"He's looking towards his next fight and he hasn't even got this one out of the way yet. I'm relaxed. I've trained hard and I'm mentally and physically prepared. I know I'm going to perform and I'm going to win."

Reid's trainer, Brian Hughes, is confident his man can do a job and dismissed a local newspaper report which polled 12 experts who unanimously tipped Calzaghe.

"All 12 are wrong, and we'll find out on Saturday night," Hughes` said. "I've never seen Robin so motivated for a contest as he is for this one. They're definitely wrong, I can assure you."

As well as his boxing, Reid has made something of a name for himself as a model, but he is determined that the sideline will not get in the way of the main business.

"My main priority is my boxing," he said. "I've been boxing since I was eight. I was an England international at 17 or 18 and went to the Olympics. I've always been a boxer, and that's always been the main priority.

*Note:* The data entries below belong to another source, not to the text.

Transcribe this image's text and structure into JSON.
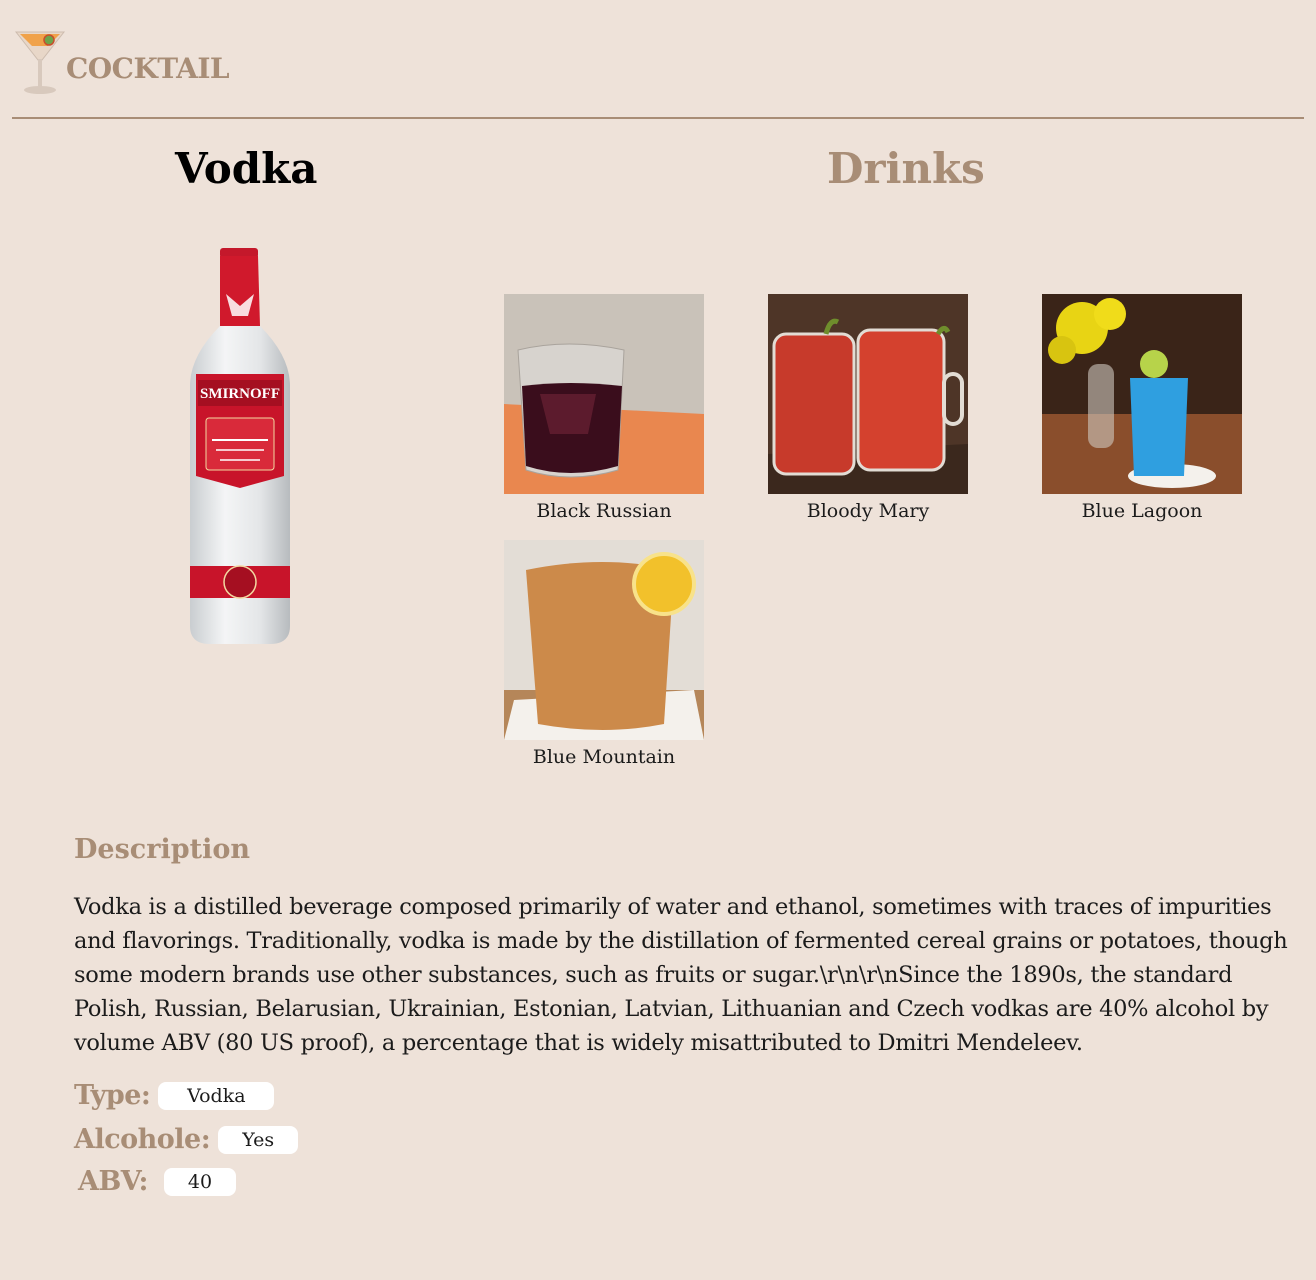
{
  "header": {
    "brand": "COCKTAIL",
    "logo_icon": "martini-glass-icon"
  },
  "ingredient": {
    "name": "Vodka",
    "image": "vodka-bottle-image"
  },
  "drinks": {
    "heading": "Drinks",
    "items": [
      {
        "name": "Black Russian",
        "image": "black-russian-photo"
      },
      {
        "name": "Bloody Mary",
        "image": "bloody-mary-photo"
      },
      {
        "name": "Blue Lagoon",
        "image": "blue-lagoon-photo"
      },
      {
        "name": "Blue Mountain",
        "image": "blue-mountain-photo"
      }
    ]
  },
  "description": {
    "heading": "Description",
    "text": "Vodka is a distilled beverage composed primarily of water and ethanol, sometimes with traces of impurities and flavorings. Traditionally, vodka is made by the distillation of fermented cereal grains or potatoes, though some modern brands use other substances, such as fruits or sugar.\\r\\n\\r\\nSince the 1890s, the standard Polish, Russian, Belarusian, Ukrainian, Estonian, Latvian, Lithuanian and Czech vodkas are 40% alcohol by volume ABV (80 US proof), a percentage that is widely misattributed to Dmitri Mendeleev."
  },
  "properties": {
    "type_label": "Type:",
    "type_value": "Vodka",
    "alcohol_label": "Alcohole:",
    "alcohol_value": "Yes",
    "abv_label": "ABV:",
    "abv_value": "40"
  },
  "colors": {
    "background": "#eee2d9",
    "accent": "#a88d76",
    "text": "#1b1b1b"
  }
}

"Some people knock it and say he's too involved in his modelling, but that's not true. A lot of people's perceptions of boxers is the flat nose, cauliflower ears and not being able to string a sentence together. But do a bit of modelling and it proves we're not all like that."